What does it mean to be the church?  What does it mean to be Christ’s Body in the world in new, life-giving ways, especially when the old ways are fading away?  What does it take to see all this?  Do we even want to see?

The experience of the man born blind gives fair warning to these questions.  Bearing the new life of sight, the man returns home only to have people question his identity and then his veracity, when he says that this seeing man before them and the blind man they knew are one in the same man.  When he speaks of Jesus as the cause of this new sight, the religious authorities denounce this possibility and eventually throw him out of the faith community.  Even the man’s parents squeamishly dodge how all this happened, until Jesus comes back into view.

Hearing that the man had been excommunicated both from the synagogue and the social community, Jesus found him to see how he was doing.  In asking the man the pointed biblical question of whether he believed in the “Son of Man”, the newly sighted replied: “Who is he that I may believe?” – the word “belief” actually meaning to “give one’s heart away”.  Jesus, so matter of factly, answers: “You have seen him, and the one speaking with you is he.”  Now what?

Turning to leave, Jesus announces over his shoulder to anyone daring to pay attention: “I came into this world for judgment so that whose who do not see may see …” [John 9:37]

And that pronouncement about granting sight to those who do not see applies to all of us.  I say this because it seems that all of us have partially detached retinas.  Wherever we look, there is a blind spot, especially when it comes to seeing God in our midst..  And this stems from our recalcitrance, which is rooted in our fear – fear of the new life, of leaving what we know, even if what we know holds us in blindness.

One of my favorite hymns, one I remember my Swedish mother singing to my Irish grandparents when they would visit us, is “Be Thou My Vision.”  My friend and parish colleague, Karen Banta, plays this tune so well, and she knows it makes me cry.  The opening stanza goes:
Be Thou my vision, O Lord of my heart;
all else be naught to me, save that Thou art –
Thou my best thought, by day or by night;
waking or sleeping, thy presence my light.

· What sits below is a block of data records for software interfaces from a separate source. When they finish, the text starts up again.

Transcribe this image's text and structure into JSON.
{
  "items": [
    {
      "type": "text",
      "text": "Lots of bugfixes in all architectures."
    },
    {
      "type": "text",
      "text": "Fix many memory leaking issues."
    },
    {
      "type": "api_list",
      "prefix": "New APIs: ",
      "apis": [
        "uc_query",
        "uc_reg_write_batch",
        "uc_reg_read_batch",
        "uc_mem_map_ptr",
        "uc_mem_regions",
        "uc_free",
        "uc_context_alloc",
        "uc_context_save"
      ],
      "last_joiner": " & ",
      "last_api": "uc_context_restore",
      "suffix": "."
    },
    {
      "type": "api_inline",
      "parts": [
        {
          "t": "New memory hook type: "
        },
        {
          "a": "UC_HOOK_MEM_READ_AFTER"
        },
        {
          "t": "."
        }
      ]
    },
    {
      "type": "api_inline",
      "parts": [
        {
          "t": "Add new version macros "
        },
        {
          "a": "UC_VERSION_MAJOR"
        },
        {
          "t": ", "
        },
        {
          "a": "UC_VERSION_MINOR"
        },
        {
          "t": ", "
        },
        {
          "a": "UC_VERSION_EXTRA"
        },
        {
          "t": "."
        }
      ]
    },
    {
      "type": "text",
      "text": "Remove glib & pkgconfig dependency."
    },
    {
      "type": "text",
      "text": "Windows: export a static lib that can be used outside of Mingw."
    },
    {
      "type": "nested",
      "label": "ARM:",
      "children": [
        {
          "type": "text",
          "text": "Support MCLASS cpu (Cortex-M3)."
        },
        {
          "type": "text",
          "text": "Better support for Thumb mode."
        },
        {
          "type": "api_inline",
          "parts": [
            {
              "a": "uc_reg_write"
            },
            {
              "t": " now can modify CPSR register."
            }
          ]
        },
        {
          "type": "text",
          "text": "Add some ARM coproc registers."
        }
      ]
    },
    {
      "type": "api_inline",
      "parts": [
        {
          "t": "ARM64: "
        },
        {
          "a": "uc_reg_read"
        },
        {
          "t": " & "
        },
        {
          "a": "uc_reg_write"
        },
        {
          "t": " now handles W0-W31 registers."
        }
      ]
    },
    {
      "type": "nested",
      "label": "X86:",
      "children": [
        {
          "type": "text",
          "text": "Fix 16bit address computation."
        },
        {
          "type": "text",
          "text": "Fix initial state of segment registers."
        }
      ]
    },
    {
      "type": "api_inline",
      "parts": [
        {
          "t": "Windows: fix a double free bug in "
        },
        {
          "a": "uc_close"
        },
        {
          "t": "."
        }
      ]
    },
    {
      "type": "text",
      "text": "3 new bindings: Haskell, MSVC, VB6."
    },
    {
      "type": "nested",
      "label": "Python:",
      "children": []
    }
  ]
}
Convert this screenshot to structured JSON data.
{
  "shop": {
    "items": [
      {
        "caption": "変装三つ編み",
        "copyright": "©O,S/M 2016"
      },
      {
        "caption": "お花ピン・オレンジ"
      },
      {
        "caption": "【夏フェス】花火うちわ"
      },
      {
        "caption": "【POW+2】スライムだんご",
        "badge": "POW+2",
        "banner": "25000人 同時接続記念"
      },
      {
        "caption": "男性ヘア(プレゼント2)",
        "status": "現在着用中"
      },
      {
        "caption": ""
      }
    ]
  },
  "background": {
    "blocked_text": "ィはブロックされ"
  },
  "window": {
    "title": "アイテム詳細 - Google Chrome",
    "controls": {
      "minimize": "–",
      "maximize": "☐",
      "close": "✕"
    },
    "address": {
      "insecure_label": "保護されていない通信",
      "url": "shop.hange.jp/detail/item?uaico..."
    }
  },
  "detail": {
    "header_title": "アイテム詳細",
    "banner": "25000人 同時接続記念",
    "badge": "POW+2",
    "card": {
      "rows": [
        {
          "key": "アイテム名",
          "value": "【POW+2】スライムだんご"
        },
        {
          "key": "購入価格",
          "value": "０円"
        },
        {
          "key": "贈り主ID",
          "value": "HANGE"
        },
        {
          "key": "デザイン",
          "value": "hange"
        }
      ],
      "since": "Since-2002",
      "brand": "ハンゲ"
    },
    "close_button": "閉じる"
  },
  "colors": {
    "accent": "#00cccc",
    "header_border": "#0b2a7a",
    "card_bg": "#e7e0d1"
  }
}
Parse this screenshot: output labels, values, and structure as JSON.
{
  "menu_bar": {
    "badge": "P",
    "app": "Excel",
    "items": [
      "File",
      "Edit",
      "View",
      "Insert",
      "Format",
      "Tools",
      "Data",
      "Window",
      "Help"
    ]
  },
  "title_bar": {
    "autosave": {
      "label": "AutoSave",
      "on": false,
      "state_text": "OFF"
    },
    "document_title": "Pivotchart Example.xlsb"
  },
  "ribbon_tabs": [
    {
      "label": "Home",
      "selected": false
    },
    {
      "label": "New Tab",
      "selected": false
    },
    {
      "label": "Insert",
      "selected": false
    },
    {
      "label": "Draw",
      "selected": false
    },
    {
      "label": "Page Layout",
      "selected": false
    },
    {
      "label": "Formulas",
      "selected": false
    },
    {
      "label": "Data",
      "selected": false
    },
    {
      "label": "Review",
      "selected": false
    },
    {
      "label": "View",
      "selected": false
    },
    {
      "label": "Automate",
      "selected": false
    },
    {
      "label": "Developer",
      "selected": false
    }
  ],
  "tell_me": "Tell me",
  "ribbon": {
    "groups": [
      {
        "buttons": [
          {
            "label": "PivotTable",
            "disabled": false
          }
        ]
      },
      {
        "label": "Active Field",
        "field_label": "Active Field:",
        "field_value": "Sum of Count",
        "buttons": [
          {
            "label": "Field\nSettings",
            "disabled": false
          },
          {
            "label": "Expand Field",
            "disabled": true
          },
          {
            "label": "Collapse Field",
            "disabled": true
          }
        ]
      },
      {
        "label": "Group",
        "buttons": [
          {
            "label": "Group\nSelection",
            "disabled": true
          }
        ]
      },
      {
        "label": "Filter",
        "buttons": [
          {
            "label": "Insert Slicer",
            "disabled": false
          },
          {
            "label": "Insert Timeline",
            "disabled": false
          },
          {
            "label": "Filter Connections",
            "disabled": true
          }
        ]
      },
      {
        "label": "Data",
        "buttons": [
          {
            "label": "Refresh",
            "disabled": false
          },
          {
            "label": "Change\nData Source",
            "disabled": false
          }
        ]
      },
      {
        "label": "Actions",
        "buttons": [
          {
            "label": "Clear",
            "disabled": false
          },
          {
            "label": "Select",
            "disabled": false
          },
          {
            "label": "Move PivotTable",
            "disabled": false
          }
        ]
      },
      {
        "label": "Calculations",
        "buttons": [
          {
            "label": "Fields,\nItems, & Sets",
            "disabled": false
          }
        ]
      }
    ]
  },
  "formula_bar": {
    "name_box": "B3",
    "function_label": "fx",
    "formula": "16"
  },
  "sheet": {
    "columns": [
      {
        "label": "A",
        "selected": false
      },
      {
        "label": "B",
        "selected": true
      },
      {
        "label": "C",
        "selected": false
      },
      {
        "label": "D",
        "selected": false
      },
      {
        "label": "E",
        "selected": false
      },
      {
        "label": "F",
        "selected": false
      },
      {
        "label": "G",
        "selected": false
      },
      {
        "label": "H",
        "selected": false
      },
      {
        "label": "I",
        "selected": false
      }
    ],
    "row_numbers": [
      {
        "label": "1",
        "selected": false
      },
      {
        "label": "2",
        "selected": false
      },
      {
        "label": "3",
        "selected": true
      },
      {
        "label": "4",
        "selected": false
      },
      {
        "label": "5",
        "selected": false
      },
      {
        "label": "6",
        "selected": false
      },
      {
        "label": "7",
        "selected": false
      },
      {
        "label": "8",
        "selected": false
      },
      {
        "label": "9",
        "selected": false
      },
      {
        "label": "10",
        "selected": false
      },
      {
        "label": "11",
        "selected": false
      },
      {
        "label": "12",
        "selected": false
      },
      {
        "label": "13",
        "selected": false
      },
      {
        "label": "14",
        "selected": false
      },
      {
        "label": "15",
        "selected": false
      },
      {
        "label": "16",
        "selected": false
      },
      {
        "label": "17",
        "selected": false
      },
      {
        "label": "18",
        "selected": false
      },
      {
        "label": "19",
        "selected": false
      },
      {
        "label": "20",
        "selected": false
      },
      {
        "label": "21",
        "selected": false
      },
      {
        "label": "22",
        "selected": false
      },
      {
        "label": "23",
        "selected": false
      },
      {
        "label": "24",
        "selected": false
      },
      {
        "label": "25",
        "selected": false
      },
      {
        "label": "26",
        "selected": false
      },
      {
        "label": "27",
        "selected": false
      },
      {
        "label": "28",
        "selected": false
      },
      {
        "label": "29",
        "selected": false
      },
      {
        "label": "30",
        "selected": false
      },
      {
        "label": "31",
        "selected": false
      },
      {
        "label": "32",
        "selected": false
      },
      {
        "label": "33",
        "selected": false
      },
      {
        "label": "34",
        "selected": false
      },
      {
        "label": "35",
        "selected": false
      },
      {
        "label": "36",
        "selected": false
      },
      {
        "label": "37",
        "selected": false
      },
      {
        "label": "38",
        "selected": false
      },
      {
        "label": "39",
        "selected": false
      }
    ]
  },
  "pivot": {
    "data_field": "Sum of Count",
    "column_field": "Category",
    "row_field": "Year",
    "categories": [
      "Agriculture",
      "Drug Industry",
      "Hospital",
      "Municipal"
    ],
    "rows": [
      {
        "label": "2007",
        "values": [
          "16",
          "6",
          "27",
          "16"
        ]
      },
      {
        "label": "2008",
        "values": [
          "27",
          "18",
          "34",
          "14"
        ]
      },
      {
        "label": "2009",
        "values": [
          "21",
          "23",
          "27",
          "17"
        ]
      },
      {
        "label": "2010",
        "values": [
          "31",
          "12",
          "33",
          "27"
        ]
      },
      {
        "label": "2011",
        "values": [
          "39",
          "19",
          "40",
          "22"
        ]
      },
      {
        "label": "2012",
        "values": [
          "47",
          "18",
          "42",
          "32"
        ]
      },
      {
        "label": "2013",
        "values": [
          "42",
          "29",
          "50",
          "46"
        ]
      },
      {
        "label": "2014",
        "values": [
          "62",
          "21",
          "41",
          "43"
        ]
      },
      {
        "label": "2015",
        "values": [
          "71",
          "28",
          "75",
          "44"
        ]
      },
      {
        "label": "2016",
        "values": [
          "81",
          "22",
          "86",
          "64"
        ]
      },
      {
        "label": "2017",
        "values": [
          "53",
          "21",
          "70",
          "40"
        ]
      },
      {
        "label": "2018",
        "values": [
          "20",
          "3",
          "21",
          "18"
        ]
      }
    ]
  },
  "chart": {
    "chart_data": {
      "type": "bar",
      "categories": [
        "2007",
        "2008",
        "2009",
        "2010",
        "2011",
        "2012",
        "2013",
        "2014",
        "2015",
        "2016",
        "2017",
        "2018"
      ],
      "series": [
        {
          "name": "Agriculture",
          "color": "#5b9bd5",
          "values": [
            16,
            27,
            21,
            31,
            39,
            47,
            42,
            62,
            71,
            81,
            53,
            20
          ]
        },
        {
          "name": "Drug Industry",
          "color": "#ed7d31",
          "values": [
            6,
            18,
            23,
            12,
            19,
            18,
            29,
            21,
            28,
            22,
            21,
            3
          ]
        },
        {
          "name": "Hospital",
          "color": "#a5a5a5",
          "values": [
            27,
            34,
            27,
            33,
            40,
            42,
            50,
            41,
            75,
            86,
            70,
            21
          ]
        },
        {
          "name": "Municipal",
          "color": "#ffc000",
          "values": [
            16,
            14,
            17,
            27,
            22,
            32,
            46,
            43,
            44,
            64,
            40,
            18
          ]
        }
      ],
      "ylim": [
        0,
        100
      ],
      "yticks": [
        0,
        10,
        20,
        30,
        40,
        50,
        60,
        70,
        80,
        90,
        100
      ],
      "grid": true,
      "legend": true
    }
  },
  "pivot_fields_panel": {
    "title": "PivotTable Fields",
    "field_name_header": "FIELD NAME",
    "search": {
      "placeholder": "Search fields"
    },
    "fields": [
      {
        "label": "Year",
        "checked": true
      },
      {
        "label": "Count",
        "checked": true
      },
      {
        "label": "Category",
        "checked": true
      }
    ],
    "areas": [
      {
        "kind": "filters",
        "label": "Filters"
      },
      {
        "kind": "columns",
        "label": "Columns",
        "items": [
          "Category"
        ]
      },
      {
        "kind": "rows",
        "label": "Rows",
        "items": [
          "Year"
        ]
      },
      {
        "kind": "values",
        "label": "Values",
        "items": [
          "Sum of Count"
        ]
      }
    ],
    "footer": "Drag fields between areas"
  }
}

I speak in embarrassing truth for myself but also for you and others: We are addicted to our fear.  Our fear prevents us from seeing God what God sees.  Our blindness prevents us from seeing the God-life in our midst and that we are not on our own.  To see that we are loved, valued as God’s own (that is, to see the way God sees  — such vision scares us because to see with God’s eyes inevitably changes us.  It removes our blind, self-insulating excuses: The ones we have relied upon to keep us from moving beyond the old patterns, routines, and familiarities.  As incarcerating as blindness’s darkness is, we at least know it well and take some perverse comfort from it regularity.

But in Jesus, we gain the vision of God’s eyes and begin – gradually, haltingly — to see what God sees, which is life unbound by fear.  Specifically, we begin to see the truth that we are loved by God-in-Christ – no matter what; that we have been given what we need yet cannot provide for ourselves.

With this clear-sighted vision and in this deep time of uncertainty and fearfulness, I ask all of us to remember to keep our eyes on the prize of God’s love and life for us, to discern between what is eternal and what is passing away, and in the midst of this frightening trial to keep the faith and be the church.

It is very clearly a time when seeing Christ’s Body in the world is needed most.  And so, I leave you with the last phrase of this Irish hymn, as proclamation and prayer:
Heart of my own heart, whatever befall, still be my vision, O Ruler of all.  Amen.